Whisky or Whiskey?

What is the difference between whisky and whiskey with an ‘e‘? Well, according to the Oxford Dictionary the definition is the following:


Pronunciation: /ˈwɪski/ noun (plural whiskies)

1 (also Irish & US whiskey)
[mass noun] a spirit distilled from malted grain , especially barley or rye:
a bottle of whisky
[count noun] :
he poured her a stiff whisky
2 (whiskey) a code word representing the letter W, used in radio communication.
Origin: Early 18th century: abbreviation of obsolete whiskybae, variant of usquebaugh

Spelling help: When referring to the alcoholic spirit from Scotland, use the spelling whisky (plural whiskies). Whiskey, with an e (plural whiskeys), is the spelling used in Ireland and America.

So in the Oxford Dictionary it appears that in Ireland and in the US the spelling is whiskey and in the rest of the world, the spelling is whisky. So do the producers follow this “standard”? There is no doubt that Scotch is always whisky and never whiskey. The Irish are consistent in their use of whiskey.

In the US, however, you will see both used even though the majority of producers use whiskey. For example you have Jack Daniel’s and Jim Beam whiskey but you also have George Dickel and Maker’s Mark whisky. Actually, the official spelling in America is whisky. The Bureau of Alcohol, Tobacco and Firearms decreed it so in 1968.

The Canadians are also a bit indecisive whereas the Japanese are pretty consistent in their use of whisky. In the iWhiskyWhiskey app, the following naming standard is used:

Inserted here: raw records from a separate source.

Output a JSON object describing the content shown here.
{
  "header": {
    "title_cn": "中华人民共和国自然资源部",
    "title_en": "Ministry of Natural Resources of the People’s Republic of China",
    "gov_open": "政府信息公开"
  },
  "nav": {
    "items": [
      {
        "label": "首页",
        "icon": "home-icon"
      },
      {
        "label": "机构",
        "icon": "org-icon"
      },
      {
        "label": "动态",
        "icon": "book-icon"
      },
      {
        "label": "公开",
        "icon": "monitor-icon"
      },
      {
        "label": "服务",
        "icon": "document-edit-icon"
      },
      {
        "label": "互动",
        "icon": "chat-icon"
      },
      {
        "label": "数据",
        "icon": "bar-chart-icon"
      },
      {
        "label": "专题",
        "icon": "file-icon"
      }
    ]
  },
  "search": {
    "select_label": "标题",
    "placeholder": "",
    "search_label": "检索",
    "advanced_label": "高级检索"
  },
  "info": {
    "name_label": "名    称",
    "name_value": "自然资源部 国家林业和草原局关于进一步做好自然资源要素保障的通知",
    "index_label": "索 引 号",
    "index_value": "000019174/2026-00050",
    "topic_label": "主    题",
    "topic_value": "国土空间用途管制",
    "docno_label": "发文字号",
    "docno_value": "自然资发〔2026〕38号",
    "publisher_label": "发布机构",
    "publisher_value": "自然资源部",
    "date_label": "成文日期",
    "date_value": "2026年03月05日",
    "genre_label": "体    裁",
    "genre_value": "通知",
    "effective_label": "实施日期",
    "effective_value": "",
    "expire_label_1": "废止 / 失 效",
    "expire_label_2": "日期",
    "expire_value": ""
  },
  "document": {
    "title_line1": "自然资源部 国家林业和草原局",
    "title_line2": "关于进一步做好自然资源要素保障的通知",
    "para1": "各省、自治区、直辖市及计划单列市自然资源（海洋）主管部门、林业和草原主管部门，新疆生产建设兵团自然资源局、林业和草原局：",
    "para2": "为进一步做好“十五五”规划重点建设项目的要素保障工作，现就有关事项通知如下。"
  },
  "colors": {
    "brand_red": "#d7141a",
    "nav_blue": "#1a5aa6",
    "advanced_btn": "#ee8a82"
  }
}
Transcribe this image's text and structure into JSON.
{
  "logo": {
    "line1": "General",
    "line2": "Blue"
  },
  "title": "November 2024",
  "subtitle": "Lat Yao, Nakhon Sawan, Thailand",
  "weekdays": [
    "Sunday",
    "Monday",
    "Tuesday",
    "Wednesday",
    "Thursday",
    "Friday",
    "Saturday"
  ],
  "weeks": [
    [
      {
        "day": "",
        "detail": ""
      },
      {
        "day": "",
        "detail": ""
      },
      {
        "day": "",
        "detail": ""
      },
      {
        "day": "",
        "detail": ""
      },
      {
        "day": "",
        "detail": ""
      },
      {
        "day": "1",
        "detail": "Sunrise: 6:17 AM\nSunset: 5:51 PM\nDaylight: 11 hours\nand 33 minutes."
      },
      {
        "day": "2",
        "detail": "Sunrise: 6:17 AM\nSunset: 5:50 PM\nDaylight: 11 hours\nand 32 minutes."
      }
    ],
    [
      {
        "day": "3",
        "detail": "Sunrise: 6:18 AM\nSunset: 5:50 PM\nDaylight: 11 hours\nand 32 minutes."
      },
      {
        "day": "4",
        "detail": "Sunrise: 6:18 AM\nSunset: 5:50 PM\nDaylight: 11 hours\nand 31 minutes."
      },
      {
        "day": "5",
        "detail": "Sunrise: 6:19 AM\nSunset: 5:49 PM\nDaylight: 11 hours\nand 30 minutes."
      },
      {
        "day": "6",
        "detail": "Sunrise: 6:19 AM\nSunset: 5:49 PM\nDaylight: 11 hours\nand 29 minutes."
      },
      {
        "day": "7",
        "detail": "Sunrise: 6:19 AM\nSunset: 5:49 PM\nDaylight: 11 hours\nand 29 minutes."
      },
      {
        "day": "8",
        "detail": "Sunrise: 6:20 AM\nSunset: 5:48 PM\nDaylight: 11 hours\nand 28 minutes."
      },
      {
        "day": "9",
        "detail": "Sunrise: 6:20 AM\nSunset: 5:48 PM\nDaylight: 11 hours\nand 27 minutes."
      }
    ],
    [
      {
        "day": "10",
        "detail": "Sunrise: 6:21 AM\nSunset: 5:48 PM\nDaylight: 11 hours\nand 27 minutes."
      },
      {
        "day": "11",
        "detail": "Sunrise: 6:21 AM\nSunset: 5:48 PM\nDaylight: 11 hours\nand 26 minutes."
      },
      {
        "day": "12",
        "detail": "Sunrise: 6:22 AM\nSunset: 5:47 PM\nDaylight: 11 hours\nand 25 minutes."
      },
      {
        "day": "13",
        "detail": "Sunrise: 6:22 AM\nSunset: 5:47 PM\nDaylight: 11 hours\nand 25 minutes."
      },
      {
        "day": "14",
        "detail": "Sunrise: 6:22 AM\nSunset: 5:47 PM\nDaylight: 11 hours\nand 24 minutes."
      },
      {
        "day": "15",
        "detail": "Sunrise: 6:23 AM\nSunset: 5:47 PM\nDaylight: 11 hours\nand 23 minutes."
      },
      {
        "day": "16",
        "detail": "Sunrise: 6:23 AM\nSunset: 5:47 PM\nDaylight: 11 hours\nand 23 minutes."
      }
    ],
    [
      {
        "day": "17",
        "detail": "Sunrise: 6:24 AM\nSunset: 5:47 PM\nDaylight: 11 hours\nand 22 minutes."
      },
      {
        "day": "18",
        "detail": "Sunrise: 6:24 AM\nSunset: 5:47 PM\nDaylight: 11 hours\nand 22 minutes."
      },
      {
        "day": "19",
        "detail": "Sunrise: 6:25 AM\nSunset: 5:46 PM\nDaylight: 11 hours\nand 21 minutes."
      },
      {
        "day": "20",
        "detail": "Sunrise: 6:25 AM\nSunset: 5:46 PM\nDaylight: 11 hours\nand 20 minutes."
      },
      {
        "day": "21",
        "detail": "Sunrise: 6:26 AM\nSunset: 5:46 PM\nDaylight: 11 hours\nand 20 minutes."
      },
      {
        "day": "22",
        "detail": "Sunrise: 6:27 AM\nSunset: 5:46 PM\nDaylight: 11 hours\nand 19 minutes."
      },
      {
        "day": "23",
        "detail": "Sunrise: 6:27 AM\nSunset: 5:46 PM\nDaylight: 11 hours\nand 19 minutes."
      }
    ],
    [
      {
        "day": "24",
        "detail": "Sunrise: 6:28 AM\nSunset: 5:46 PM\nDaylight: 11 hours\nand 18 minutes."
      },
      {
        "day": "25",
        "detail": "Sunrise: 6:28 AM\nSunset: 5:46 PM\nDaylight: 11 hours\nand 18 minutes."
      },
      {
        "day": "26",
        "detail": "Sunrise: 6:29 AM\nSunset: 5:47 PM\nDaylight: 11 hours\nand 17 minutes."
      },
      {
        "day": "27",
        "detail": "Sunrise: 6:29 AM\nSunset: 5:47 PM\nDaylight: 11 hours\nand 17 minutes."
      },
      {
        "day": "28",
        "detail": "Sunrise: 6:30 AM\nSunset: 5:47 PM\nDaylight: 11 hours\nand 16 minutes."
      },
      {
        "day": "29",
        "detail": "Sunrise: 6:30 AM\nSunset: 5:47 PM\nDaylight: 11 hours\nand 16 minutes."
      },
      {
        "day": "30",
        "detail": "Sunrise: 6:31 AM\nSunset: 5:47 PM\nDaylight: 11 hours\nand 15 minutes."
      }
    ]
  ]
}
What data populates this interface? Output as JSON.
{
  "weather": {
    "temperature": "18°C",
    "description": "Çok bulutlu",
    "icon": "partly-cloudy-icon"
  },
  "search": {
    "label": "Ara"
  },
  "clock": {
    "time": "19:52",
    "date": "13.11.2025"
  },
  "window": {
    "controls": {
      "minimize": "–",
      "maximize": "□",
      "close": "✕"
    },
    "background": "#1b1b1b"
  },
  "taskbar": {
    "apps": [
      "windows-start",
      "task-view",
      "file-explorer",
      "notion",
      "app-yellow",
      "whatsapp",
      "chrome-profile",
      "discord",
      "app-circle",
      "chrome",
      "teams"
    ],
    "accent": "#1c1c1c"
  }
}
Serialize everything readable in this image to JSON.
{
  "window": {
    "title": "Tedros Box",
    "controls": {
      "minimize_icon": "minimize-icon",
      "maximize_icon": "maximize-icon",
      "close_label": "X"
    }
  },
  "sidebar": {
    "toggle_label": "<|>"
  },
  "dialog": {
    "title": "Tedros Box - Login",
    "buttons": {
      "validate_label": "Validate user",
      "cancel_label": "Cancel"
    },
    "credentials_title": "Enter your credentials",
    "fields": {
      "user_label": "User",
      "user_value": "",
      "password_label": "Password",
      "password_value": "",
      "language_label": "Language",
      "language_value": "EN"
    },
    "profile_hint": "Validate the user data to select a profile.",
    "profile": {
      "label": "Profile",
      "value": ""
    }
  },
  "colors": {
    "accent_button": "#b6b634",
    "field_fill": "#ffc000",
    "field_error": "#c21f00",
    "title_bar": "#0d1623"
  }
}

  • Scotch whisky
  • Irish whiskey
  • American Whiskey
  • Canadian whisky
  • Japanese whisky

Not so much because of the explanation in the Oxford Dictionary but more because, that is what the majority of whisky/whiskey producers follow.